WORK ORDER:
Every line of the material below in which "NICT" shows up is to be located and copied.

[Opening DATA RECORDS section]

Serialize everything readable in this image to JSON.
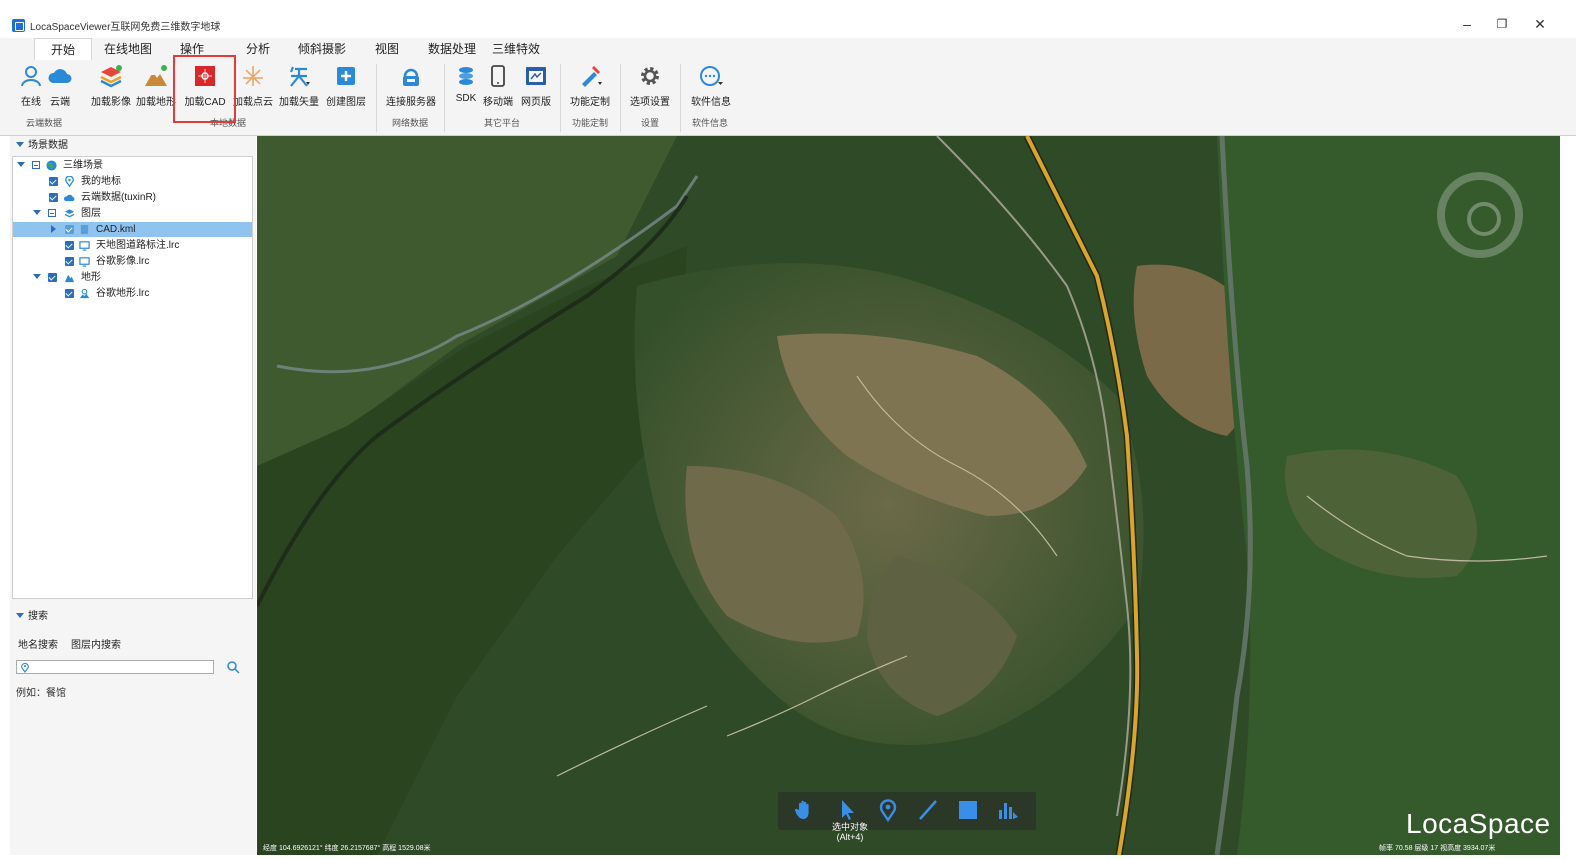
{
  "window": {
    "title": "LocaSpaceViewer互联网免费三维数字地球",
    "minimize_icon": "minimize-icon",
    "restore_icon": "restore-icon",
    "close_icon": "close-icon"
  },
  "menu": {
    "tabs": [
      "开始",
      "在线地图",
      "操作",
      "分析",
      "倾斜摄影",
      "视图",
      "数据处理",
      "三维特效"
    ],
    "active": "开始"
  },
  "ribbon": {
    "buttons": [
      {
        "label": "在线",
        "icon": "user-icon"
      },
      {
        "label": "云端",
        "icon": "cloud-icon"
      },
      {
        "label": "加载影像",
        "icon": "layers-icon"
      },
      {
        "label": "加载地形",
        "icon": "terrain-icon"
      },
      {
        "label": "加载CAD",
        "icon": "cad-icon"
      },
      {
        "label": "加载点云",
        "icon": "point-cloud-icon"
      },
      {
        "label": "加载矢量",
        "icon": "vector-icon"
      },
      {
        "label": "创建图层",
        "icon": "add-layer-icon"
      },
      {
        "label": "连接服务器",
        "icon": "server-icon"
      },
      {
        "label": "SDK",
        "icon": "sdk-icon"
      },
      {
        "label": "移动端",
        "icon": "mobile-icon"
      },
      {
        "label": "网页版",
        "icon": "web-icon"
      },
      {
        "label": "功能定制",
        "icon": "customize-icon"
      },
      {
        "label": "选项设置",
        "icon": "gear-icon"
      },
      {
        "label": "软件信息",
        "icon": "info-icon"
      }
    ],
    "groups": [
      "云端数据",
      "本地数据",
      "网络数据",
      "其它平台",
      "功能定制",
      "设置",
      "软件信息"
    ]
  },
  "scene_panel": {
    "header": "场景数据",
    "tree": [
      {
        "label": "三维场景",
        "icon": "globe-icon"
      },
      {
        "label": "我的地标",
        "icon": "pin-icon"
      },
      {
        "label": "云端数据(tuxinR)",
        "icon": "cloud-icon"
      },
      {
        "label": "图层",
        "icon": "layers-icon"
      },
      {
        "label": "CAD.kml",
        "icon": "file-icon"
      },
      {
        "label": "天地图道路标注.lrc",
        "icon": "monitor-icon"
      },
      {
        "label": "谷歌影像.lrc",
        "icon": "monitor-icon"
      },
      {
        "label": "地形",
        "icon": "terrain-icon"
      },
      {
        "label": "谷歌地形.lrc",
        "icon": "terrain-layer-icon"
      }
    ]
  },
  "search_panel": {
    "header": "搜索",
    "tabs": [
      "地名搜索",
      "图层内搜索"
    ],
    "value": "",
    "hint": "例如：餐馆"
  },
  "map": {
    "select_tip_line1": "选中对象",
    "select_tip_line2": "(Alt+4)",
    "brand": "LocaSpace",
    "status_left": "经度 104.6926121°  纬度 26.2157687°  高程 1529.08米",
    "status_right": "帧率 70.58  层级 17  视高度 3934.07米",
    "tools": [
      "hand-icon",
      "pointer-icon",
      "placemark-icon",
      "line-icon",
      "polygon-icon",
      "measure-icon"
    ],
    "colors": {
      "road": "#d9a52c",
      "vegetation": "#3b5a2a",
      "terrace": "#8a7a55"
    }
  },
  "colors": {
    "accent": "#2a6ebd",
    "highlight": "#e23b3b",
    "selection": "#8fc4f0"
  }
}
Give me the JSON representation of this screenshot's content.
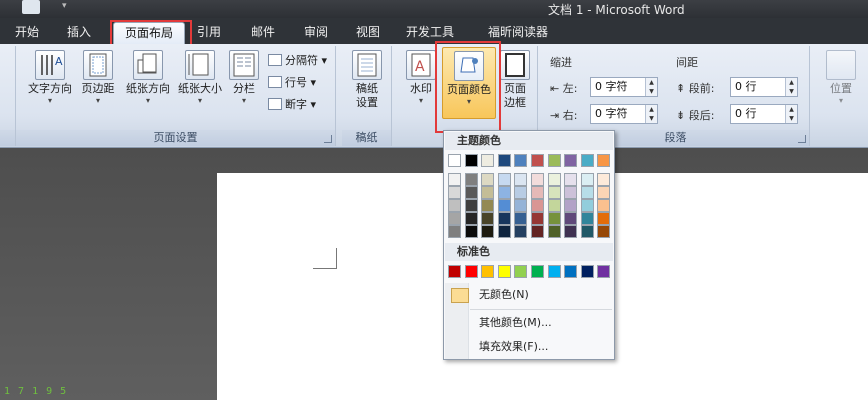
{
  "window": {
    "title": "文档 1 - Microsoft Word"
  },
  "tabs": [
    {
      "label": "开始"
    },
    {
      "label": "插入"
    },
    {
      "label": "页面布局"
    },
    {
      "label": "引用"
    },
    {
      "label": "邮件"
    },
    {
      "label": "审阅"
    },
    {
      "label": "视图"
    },
    {
      "label": "开发工具"
    },
    {
      "label": "福昕阅读器"
    }
  ],
  "active_tab": "页面布局",
  "ribbon": {
    "page_setup": {
      "buttons": [
        {
          "label": "文字方向"
        },
        {
          "label": "页边距"
        },
        {
          "label": "纸张方向"
        },
        {
          "label": "纸张大小"
        },
        {
          "label": "分栏"
        }
      ],
      "small_buttons": [
        {
          "label": "分隔符"
        },
        {
          "label": "行号"
        },
        {
          "label": "断字"
        }
      ],
      "group_label": "页面设置"
    },
    "draft": {
      "button_line1": "稿纸",
      "button_line2": "设置",
      "group_label": "稿纸"
    },
    "page_background": {
      "watermark": "水印",
      "page_color": "页面颜色",
      "page_border_line1": "页面",
      "page_border_line2": "边框"
    },
    "paragraph": {
      "indent_label": "缩进",
      "spacing_label": "间距",
      "left_label": "左:",
      "right_label": "右:",
      "before_label": "段前:",
      "after_label": "段后:",
      "left_value": "0 字符",
      "right_value": "0 字符",
      "before_value": "0 行",
      "after_value": "0 行",
      "group_label": "段落"
    },
    "arrange": {
      "position": "位置"
    }
  },
  "dropdown": {
    "theme_colors_heading": "主题颜色",
    "standard_colors_heading": "标准色",
    "theme_top_colors": [
      "#ffffff",
      "#000000",
      "#eeece1",
      "#1f497d",
      "#4f81bd",
      "#c0504d",
      "#9bbb59",
      "#8064a2",
      "#4bacc6",
      "#f79646"
    ],
    "theme_shades": [
      [
        "#f2f2f2",
        "#7f7f7f",
        "#ddd9c3",
        "#c6d9f0",
        "#dbe5f1",
        "#f2dcdb",
        "#ebf1dd",
        "#e5e0ec",
        "#dbeef3",
        "#fdeada"
      ],
      [
        "#d8d8d8",
        "#595959",
        "#c4bd97",
        "#8db3e2",
        "#b8cce4",
        "#e5b9b7",
        "#d7e3bc",
        "#ccc1d9",
        "#b7dde8",
        "#fbd5b5"
      ],
      [
        "#bfbfbf",
        "#3f3f3f",
        "#938953",
        "#548dd4",
        "#95b3d7",
        "#d99694",
        "#c3d69b",
        "#b2a2c7",
        "#92cddc",
        "#fac08f"
      ],
      [
        "#a5a5a5",
        "#262626",
        "#494429",
        "#17365d",
        "#366092",
        "#953734",
        "#76923c",
        "#5f497a",
        "#31859b",
        "#e36c09"
      ],
      [
        "#7f7f7f",
        "#0c0c0c",
        "#1d1b10",
        "#0f243e",
        "#244061",
        "#632423",
        "#4f6128",
        "#3f3151",
        "#205867",
        "#974806"
      ]
    ],
    "standard_colors": [
      "#c00000",
      "#ff0000",
      "#ffc000",
      "#ffff00",
      "#92d050",
      "#00b050",
      "#00b0f0",
      "#0070c0",
      "#002060",
      "#7030a0"
    ],
    "no_color": "无颜色(N)",
    "more_colors": "其他颜色(M)...",
    "fill_effects": "填充效果(F)..."
  },
  "status": {
    "text": "1 7 1 9 5"
  },
  "colors": {
    "highlight_box": "#e23a3a",
    "active_button": "#fbd37a"
  }
}
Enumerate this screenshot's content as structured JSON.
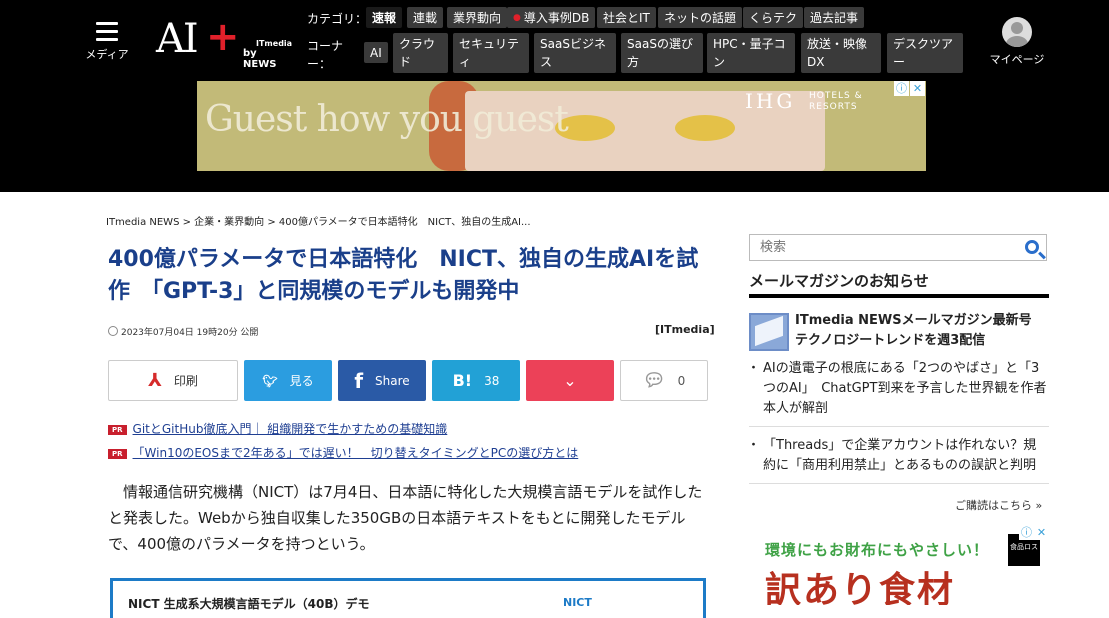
{
  "header": {
    "menu_label": "メディア",
    "logo": {
      "main": "AI",
      "plus": "+",
      "itmedia": "ITmedia",
      "by_news": "by NEWS"
    },
    "category_label": "カテゴリ：",
    "corner_label_1": "コーナ",
    "corner_label_2": "ー：",
    "categories": [
      "速報",
      "連載",
      "業界動向",
      "導入事例DB",
      "社会とIT",
      "ネットの話題",
      "くらテク",
      "過去記事"
    ],
    "corners": [
      {
        "l1": "AI",
        "l2": ""
      },
      {
        "l1": "クラウ",
        "l2": "ド"
      },
      {
        "l1": "セキュリテ",
        "l2": "ィ"
      },
      {
        "l1": "SaaSビジネ",
        "l2": "ス"
      },
      {
        "l1": "SaaSの選び",
        "l2": "方"
      },
      {
        "l1": "HPC・量子コ",
        "l2": "ン"
      },
      {
        "l1": "放送・映像",
        "l2": "DX"
      },
      {
        "l1": "デスクツア",
        "l2": "ー"
      }
    ],
    "mypage_label": "マイページ"
  },
  "ad_banner": {
    "headline": "Guest how you guest",
    "brand": "IHG",
    "brand_sub_1": "HOTELS &",
    "brand_sub_2": "RESORTS",
    "info_icon": "ⓘ",
    "close_icon": "✕"
  },
  "breadcrumb": "ITmedia NEWS > 企業・業界動向 > 400億パラメータで日本語特化　NICT、独自の生成AI...",
  "article": {
    "title": "400億パラメータで日本語特化　NICT、独自の生成AIを試作　「GPT-3」と同規模のモデルも開発中",
    "date": "2023年07月04日 19時20分 公開",
    "source": "[ITmedia]",
    "share": {
      "print": "印刷",
      "twitter": "見る",
      "facebook": "Share",
      "hatena": "38",
      "comments": "0"
    },
    "pr_tag": "PR",
    "pr_links": [
      "GitとGitHub徹底入門｜ 組織開発で生かすための基礎知識",
      "「Win10のEOSまで2年ある」では遅い！　切り替えタイミングとPCの選び方とは"
    ],
    "body": "情報通信研究機構（NICT）は7月4日、日本語に特化した大規模言語モデルを試作したと発表した。Webから独自収集した350GBの日本語テキストをもとに開発したモデルで、400億のパラメータを持つという。",
    "embed_title": "NICT 生成系大規模言語モデル（40B）デモ",
    "embed_brand": "NICT"
  },
  "sidebar": {
    "search_placeholder": "検索",
    "mail_heading": "メールマガジンのお知らせ",
    "mag_title": "ITmedia NEWSメールマガジン最新号　テクノロジートレンドを週3配信",
    "news_items": [
      "AIの遺電子の根底にある「2つのやばさ」と「3つのAI」　ChatGPT到来を予言した世界観を作者本人が解剖",
      "「Threads」で企業アカウントは作れない？規約に「商用利用禁止」とあるものの誤訳と判明"
    ],
    "subscribe": "ご購読はこちら »",
    "ad_line1": "環境にもお財布にもやさしい！",
    "ad_line2": "訳あり食材",
    "ad_stamp": "食品ロス"
  },
  "colors": {
    "title": "#1a3f8a",
    "header_bg": "#000000",
    "twitter": "#2b9de0",
    "facebook": "#2a5aa6",
    "hatena": "#22a1d6",
    "pocket": "#ec4158"
  }
}
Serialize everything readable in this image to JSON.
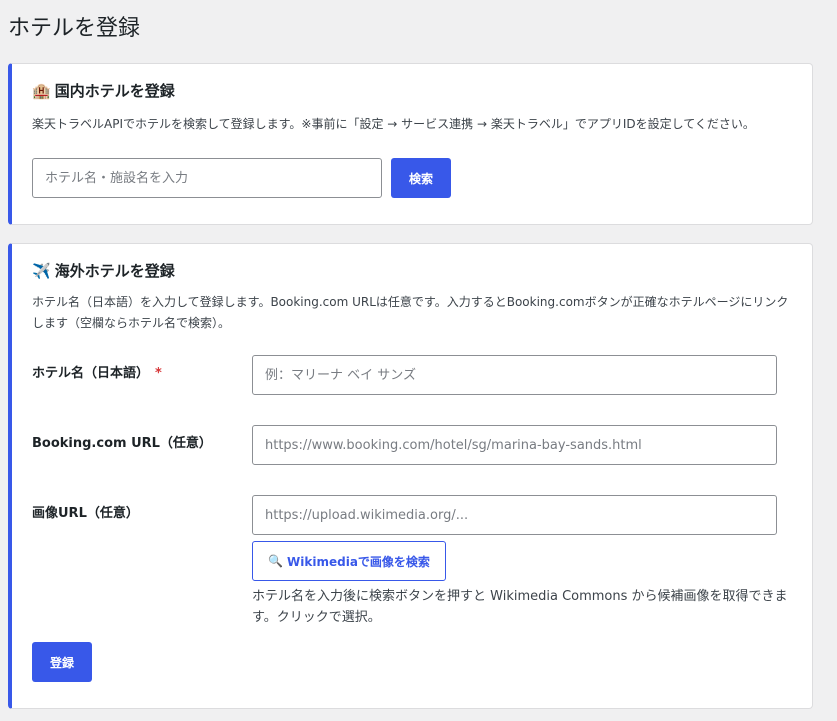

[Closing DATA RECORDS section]

RESPONSE:
  "breadcrumb": "ITmedia NEWS > 企業・業界動向 > 400億パラメータで日本語特化　NICT、独自の生成AI...",
    "title": "400億パラメータで日本語特化　NICT、独自の生成AIを試作　「GPT-3」と同規模のモデルも開発中",
    "body": "情報通信研究機構（NICT）は7月4日、日本語に特化した大規模言語モデルを試作したと発表した。Webから独自収集した350GBの日本語テキストをもとに開発したモデルで、400億のパラメータを持つという。",
    "embed_title": "NICT 生成系大規模言語モデル（40B）デモ",
    "embed_brand": "NICT"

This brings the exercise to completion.